(INFORMATION PROVIDED begins)

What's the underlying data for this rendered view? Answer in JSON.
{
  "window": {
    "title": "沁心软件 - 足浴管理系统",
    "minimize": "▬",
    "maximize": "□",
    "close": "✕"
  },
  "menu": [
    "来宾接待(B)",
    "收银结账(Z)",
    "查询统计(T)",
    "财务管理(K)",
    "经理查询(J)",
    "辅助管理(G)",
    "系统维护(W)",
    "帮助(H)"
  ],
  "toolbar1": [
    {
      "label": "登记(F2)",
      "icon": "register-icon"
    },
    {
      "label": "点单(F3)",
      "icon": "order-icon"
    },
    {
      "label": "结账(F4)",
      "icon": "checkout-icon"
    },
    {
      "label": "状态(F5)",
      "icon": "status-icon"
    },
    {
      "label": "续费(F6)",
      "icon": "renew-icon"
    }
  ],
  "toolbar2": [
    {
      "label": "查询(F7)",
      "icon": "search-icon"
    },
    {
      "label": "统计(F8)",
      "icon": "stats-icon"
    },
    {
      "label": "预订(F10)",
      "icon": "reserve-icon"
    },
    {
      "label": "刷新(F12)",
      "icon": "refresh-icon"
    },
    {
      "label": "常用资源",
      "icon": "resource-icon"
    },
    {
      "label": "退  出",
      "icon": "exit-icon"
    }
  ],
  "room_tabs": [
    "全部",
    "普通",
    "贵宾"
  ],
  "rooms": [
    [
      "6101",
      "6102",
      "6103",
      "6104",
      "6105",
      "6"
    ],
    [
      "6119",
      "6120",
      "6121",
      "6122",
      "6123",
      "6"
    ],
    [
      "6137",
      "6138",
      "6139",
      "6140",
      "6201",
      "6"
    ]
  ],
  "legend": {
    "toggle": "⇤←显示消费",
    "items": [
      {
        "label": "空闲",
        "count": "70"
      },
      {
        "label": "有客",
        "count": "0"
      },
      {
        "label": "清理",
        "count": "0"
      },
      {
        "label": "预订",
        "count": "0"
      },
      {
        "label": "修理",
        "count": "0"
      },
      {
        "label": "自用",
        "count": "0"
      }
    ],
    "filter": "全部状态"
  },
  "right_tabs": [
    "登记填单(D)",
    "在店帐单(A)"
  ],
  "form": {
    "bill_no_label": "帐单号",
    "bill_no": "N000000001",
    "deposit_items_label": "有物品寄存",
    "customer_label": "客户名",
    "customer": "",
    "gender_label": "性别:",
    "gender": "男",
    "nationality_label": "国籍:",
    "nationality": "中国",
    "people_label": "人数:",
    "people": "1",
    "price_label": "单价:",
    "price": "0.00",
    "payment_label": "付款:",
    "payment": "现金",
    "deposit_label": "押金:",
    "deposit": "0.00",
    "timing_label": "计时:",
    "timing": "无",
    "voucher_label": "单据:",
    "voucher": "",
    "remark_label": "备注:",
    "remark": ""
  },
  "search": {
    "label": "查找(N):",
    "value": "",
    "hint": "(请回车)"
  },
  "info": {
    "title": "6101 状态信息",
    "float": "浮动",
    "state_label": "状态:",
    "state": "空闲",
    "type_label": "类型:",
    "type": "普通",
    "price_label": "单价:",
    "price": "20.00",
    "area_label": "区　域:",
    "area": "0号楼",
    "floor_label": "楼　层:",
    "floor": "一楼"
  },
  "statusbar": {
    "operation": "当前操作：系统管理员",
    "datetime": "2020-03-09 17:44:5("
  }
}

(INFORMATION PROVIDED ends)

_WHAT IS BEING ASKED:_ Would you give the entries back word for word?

_EXERCISE SOLUTION:_
What's the underlying data for this rendered view? Answer in JSON.
{
  "window": {
    "title": "沁心软件 - 足浴管理系统",
    "minimize": "▬",
    "maximize": "□",
    "close": "✕"
  },
  "menu": [
    "来宾接待(B)",
    "收银结账(Z)",
    "查询统计(T)",
    "财务管理(K)",
    "经理查询(J)",
    "辅助管理(G)",
    "系统维护(W)",
    "帮助(H)"
  ],
  "toolbar1": [
    {
      "label": "登记(F2)",
      "icon": "register-icon"
    },
    {
      "label": "点单(F3)",
      "icon": "order-icon"
    },
    {
      "label": "结账(F4)",
      "icon": "checkout-icon"
    },
    {
      "label": "状态(F5)",
      "icon": "status-icon"
    },
    {
      "label": "续费(F6)",
      "icon": "renew-icon"
    }
  ],
  "toolbar2": [
    {
      "label": "查询(F7)",
      "icon": "search-icon"
    },
    {
      "label": "统计(F8)",
      "icon": "stats-icon"
    },
    {
      "label": "预订(F10)",
      "icon": "reserve-icon"
    },
    {
      "label": "刷新(F12)",
      "icon": "refresh-icon"
    },
    {
      "label": "常用资源",
      "icon": "resource-icon"
    },
    {
      "label": "退  出",
      "icon": "exit-icon"
    }
  ],
  "room_tabs": [
    "全部",
    "普通",
    "贵宾"
  ],
  "rooms": [
    [
      "6101",
      "6102",
      "6103",
      "6104",
      "6105",
      "6"
    ],
    [
      "6119",
      "6120",
      "6121",
      "6122",
      "6123",
      "6"
    ],
    [
      "6137",
      "6138",
      "6139",
      "6140",
      "6201",
      "6"
    ]
  ],
  "legend": {
    "toggle": "⇤←显示消费",
    "items": [
      {
        "label": "空闲",
        "count": "70"
      },
      {
        "label": "有客",
        "count": "0"
      },
      {
        "label": "清理",
        "count": "0"
      },
      {
        "label": "预订",
        "count": "0"
      },
      {
        "label": "修理",
        "count": "0"
      },
      {
        "label": "自用",
        "count": "0"
      }
    ],
    "filter": "全部状态"
  },
  "right_tabs": [
    "登记填单(D)",
    "在店帐单(A)"
  ],
  "form": {
    "bill_no_label": "帐单号",
    "bill_no": "N000000001",
    "deposit_items_label": "有物品寄存",
    "customer_label": "客户名",
    "customer": "",
    "gender_label": "性别:",
    "gender": "男",
    "nationality_label": "国籍:",
    "nationality": "中国",
    "people_label": "人数:",
    "people": "1",
    "price_label": "单价:",
    "price": "0.00",
    "payment_label": "付款:",
    "payment": "现金",
    "deposit_label": "押金:",
    "deposit": "0.00",
    "timing_label": "计时:",
    "timing": "无",
    "voucher_label": "单据:",
    "voucher": "",
    "remark_label": "备注:",
    "remark": ""
  },
  "search": {
    "label": "查找(N):",
    "value": "",
    "hint": "(请回车)"
  },
  "info": {
    "title": "6101 状态信息",
    "float": "浮动",
    "state_label": "状态:",
    "state": "空闲",
    "type_label": "类型:",
    "type": "普通",
    "price_label": "单价:",
    "price": "20.00",
    "area_label": "区　域:",
    "area": "0号楼",
    "floor_label": "楼　层:",
    "floor": "一楼"
  },
  "statusbar": {
    "operation": "当前操作：系统管理员",
    "datetime": "2020-03-09 17:44:5("
  }
}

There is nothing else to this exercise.